WASHINGTON (Reuters) - U.S. lawmakers on Wednesday criticized the Pentagon's decision to shift nearly $4 billion from the defense budget to pay for a wall on the border with Mexico, saying that it circumvented Congress' authority and could affect the military's ability to reprogram funds in the future.
Earlier this month the Pentagon said it would be shifting $3.8 billion from the military budget to pay for the wall, a central promise of President Donald Trump’s campaign for the White House four years ago and bid this year for a second term.
The decision was met with bipartisan concern from lawmakers during a congressional hearing on the budget with Defense Secretary Mark Esper and Chairman of the Joint Chiefs of Staff General Mark Milley.
"You are heading for a major brawl with this committee," Representative John Garamendi, a Democrat, said during the hearing.
The Trump administration has vowed to build at least 400 miles (640 km) of wall along the border by November 2020, when Americans will vote for president. In his 2016 campaign, Trump said Mexico would pay for the wall. The Mexican government has consistently refused to do so.
"I support walls but I am deeply concerned about where we're headed with the constitutional issue, about Congress's role in national defense and whether that is being overridden," Representative Mac Thornberry, the top Republican on the House Armed Services Committee, said during the hearing.
Congressman Adam Smith, chairman of the committee, said the decision was "very, very damaging" and undercut the Pentagon's argument that it needed resources.
Last year lawmakers expressed similar concern about the Pentagon shifting money but have done little to actually stop it.
Trump's hard-line immigration policies, particularly for immigrants who come across the southern border with Mexico, have been a signature of his political campaign and first term in the White House.
In a letter dated Tuesday, Smith and Thornberry said that they denied the Pentagon's request to shift money, underscoring the concern about using the defense budget to pay for the wall.
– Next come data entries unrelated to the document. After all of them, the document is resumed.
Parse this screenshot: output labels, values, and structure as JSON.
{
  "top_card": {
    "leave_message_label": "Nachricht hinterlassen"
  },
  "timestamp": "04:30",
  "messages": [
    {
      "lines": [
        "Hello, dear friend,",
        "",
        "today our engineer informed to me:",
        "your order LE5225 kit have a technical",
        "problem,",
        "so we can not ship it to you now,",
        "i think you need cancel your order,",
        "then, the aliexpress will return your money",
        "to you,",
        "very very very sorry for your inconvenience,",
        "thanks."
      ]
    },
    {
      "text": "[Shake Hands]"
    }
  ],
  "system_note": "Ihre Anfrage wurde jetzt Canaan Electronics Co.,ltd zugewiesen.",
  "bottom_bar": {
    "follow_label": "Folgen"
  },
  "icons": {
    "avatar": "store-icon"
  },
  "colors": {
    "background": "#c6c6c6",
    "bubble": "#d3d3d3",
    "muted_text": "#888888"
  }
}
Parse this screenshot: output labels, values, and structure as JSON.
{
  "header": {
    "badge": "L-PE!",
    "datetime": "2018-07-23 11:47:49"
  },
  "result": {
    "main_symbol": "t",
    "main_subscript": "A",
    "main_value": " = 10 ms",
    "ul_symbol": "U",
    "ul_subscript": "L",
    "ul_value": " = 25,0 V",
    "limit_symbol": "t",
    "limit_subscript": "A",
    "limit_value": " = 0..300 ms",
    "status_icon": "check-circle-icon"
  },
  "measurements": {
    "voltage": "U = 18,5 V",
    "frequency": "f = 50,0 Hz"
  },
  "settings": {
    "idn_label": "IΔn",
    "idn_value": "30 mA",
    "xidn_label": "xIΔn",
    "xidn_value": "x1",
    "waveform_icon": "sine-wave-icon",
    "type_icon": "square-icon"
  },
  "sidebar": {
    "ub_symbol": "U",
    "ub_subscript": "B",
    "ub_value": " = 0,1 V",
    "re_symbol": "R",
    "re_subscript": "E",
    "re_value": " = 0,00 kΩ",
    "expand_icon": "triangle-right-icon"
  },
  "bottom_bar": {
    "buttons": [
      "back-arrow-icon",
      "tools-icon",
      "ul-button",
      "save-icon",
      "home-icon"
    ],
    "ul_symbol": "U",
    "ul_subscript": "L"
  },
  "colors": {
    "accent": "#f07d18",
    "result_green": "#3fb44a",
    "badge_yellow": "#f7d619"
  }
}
"The steps taken in this reprogramming put the Department at risk to lose the flexibility Congress has historically granted to effectively manage the resources provided," the letter added.